◆ Problem details
In the data, find each line where the word "your" appears and list that line.

◆ Records from a collection

※

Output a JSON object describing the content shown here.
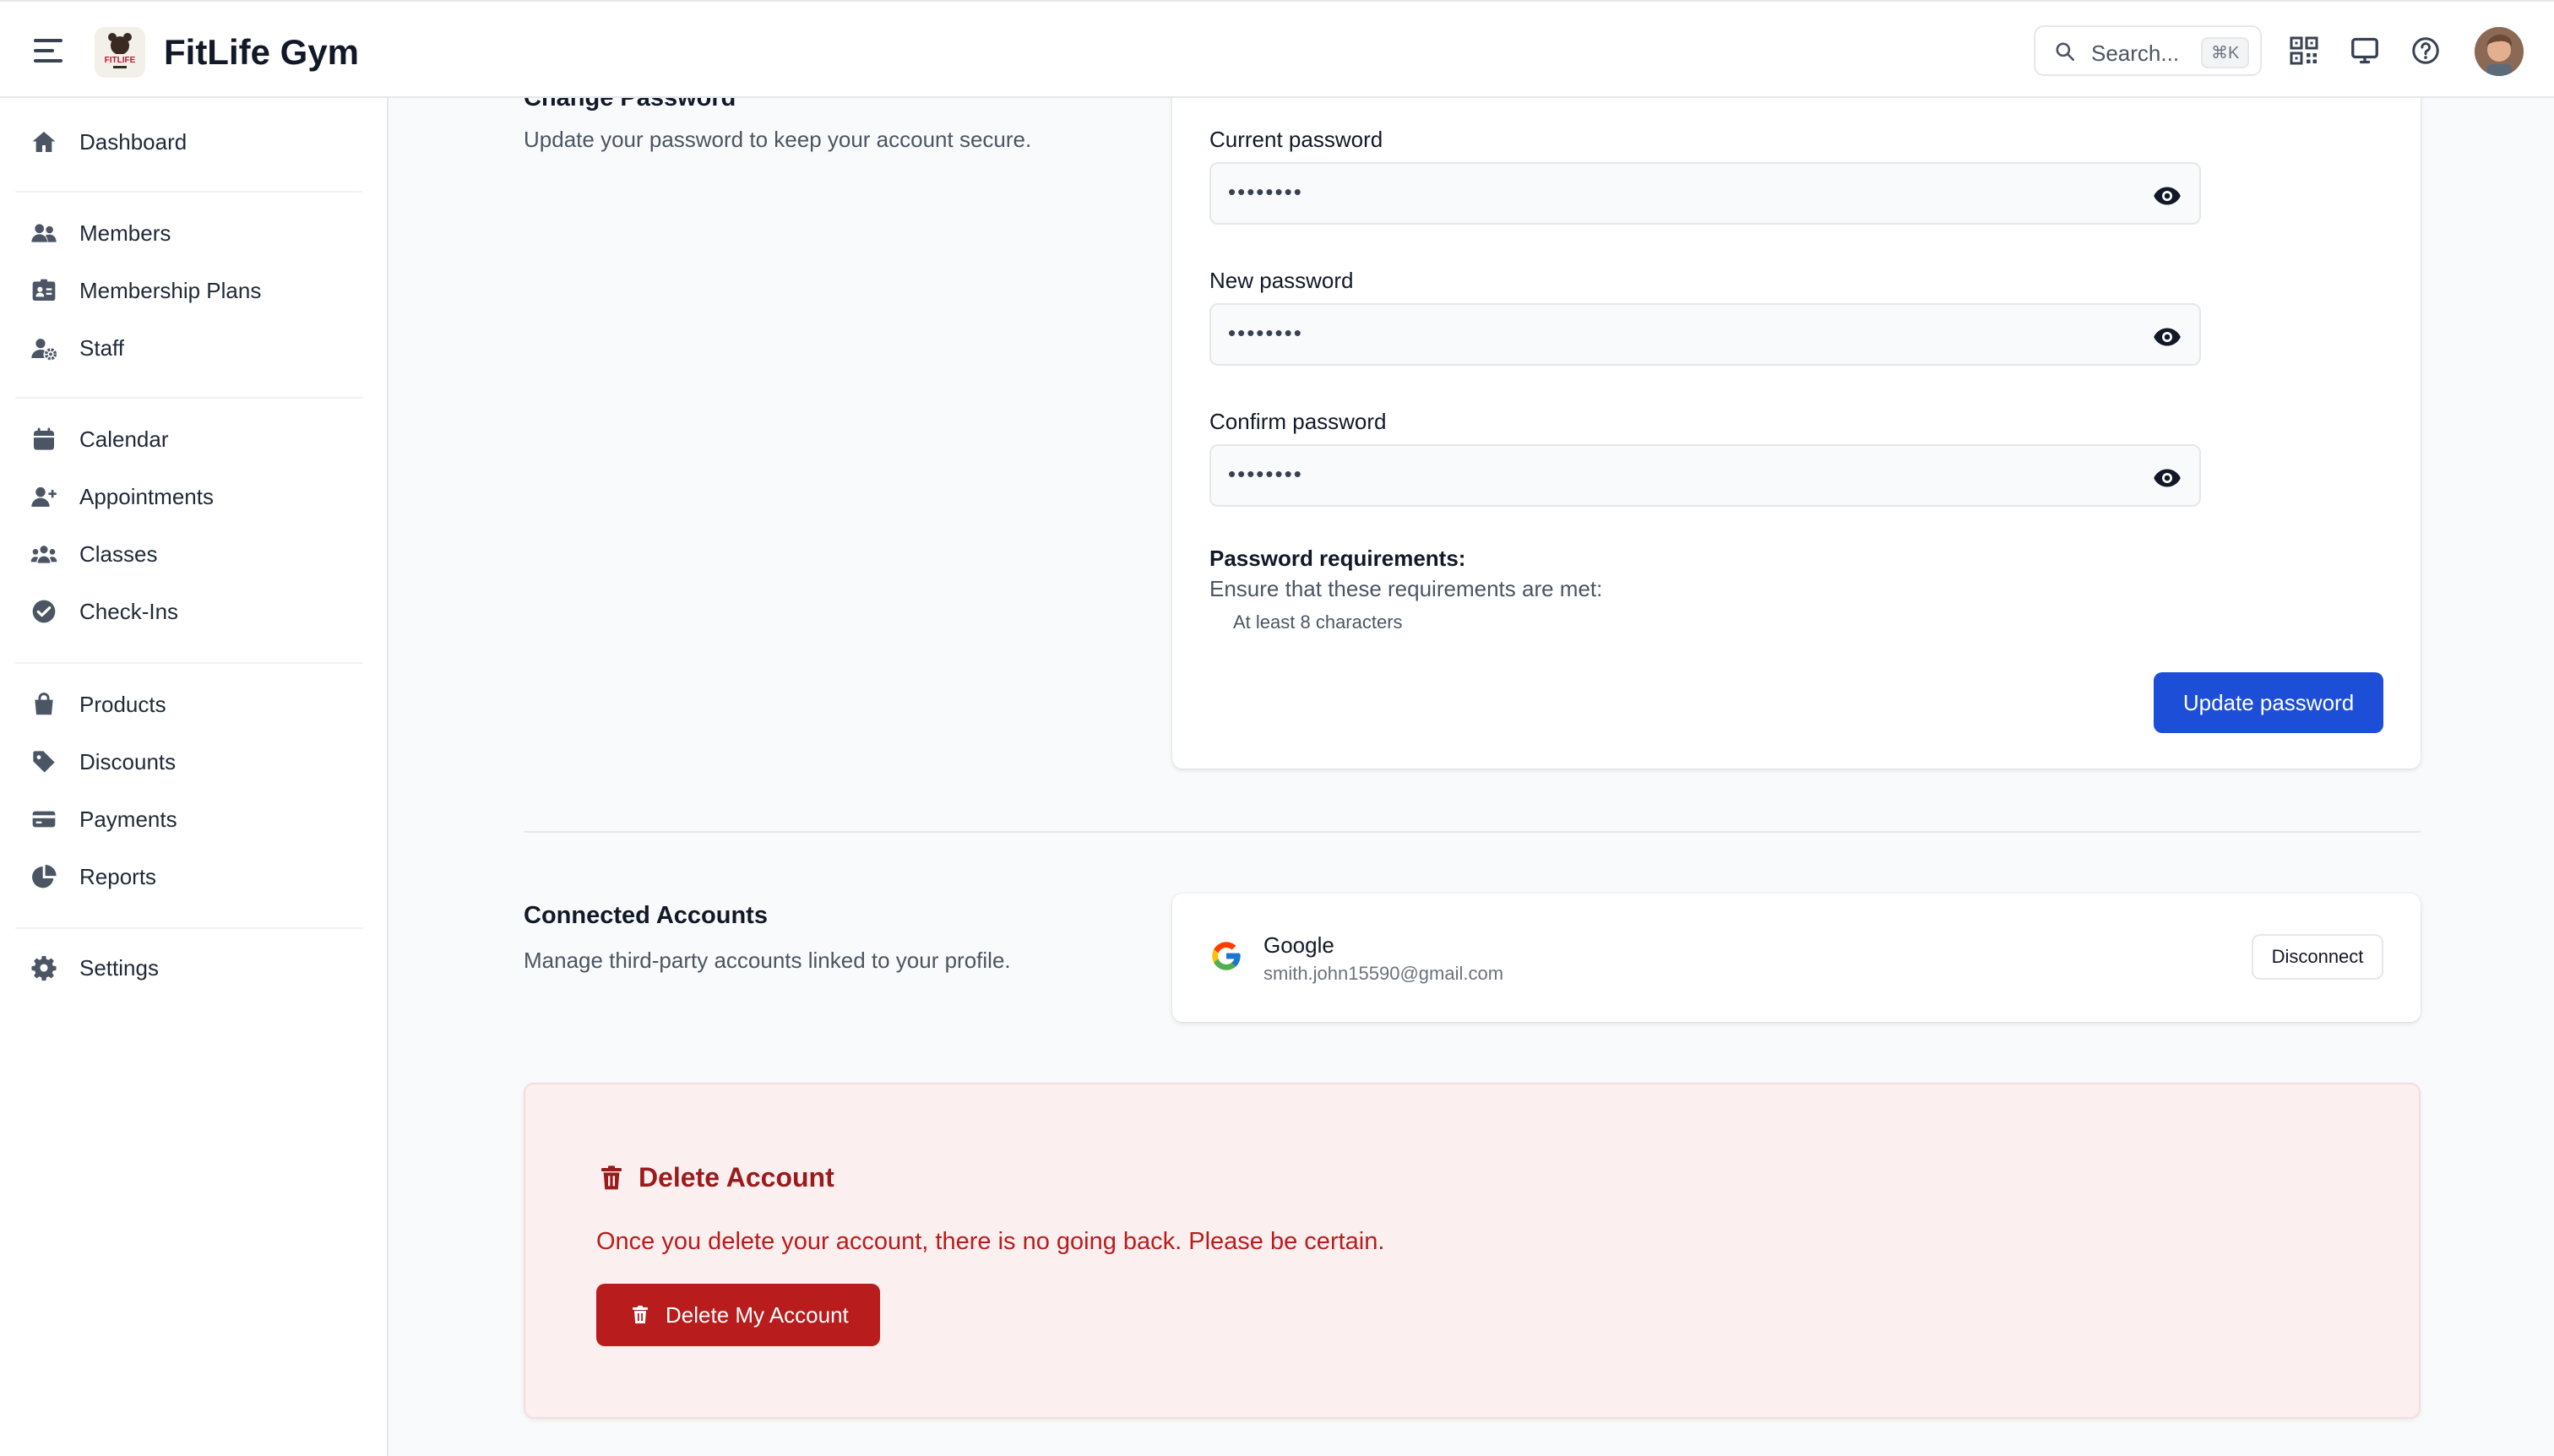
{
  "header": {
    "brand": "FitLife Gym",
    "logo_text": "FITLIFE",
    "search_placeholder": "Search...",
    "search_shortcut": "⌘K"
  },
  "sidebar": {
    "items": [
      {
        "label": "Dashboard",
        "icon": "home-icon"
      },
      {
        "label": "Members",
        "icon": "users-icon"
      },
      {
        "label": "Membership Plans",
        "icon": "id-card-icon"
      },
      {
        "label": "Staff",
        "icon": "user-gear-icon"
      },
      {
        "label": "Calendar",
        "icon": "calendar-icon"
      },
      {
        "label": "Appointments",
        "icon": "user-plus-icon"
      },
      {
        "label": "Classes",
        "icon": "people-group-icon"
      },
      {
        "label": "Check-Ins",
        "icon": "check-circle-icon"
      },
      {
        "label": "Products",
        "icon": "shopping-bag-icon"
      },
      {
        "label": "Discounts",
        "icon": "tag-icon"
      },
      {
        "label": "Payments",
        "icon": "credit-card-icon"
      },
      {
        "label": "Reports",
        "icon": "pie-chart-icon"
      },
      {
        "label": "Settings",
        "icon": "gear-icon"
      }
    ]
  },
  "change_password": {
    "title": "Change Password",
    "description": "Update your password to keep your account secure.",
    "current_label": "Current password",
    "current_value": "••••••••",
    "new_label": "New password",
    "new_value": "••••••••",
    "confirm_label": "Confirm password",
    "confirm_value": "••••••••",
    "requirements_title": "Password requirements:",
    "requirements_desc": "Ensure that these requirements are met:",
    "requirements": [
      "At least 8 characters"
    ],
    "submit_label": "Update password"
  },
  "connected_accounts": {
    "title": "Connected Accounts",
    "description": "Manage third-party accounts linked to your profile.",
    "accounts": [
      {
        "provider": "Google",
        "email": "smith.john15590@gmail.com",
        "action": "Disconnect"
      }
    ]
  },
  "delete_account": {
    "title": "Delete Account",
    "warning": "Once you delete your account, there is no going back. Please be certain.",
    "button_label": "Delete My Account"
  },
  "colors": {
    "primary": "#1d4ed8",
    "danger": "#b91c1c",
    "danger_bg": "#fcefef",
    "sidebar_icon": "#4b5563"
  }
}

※

◆ Response area
    "description": "Update your password to keep your account secure.",
    "description": "Manage third-party accounts linked to your profile.",
    "warning": "Once you delete your account, there is no going back. Please be certain.",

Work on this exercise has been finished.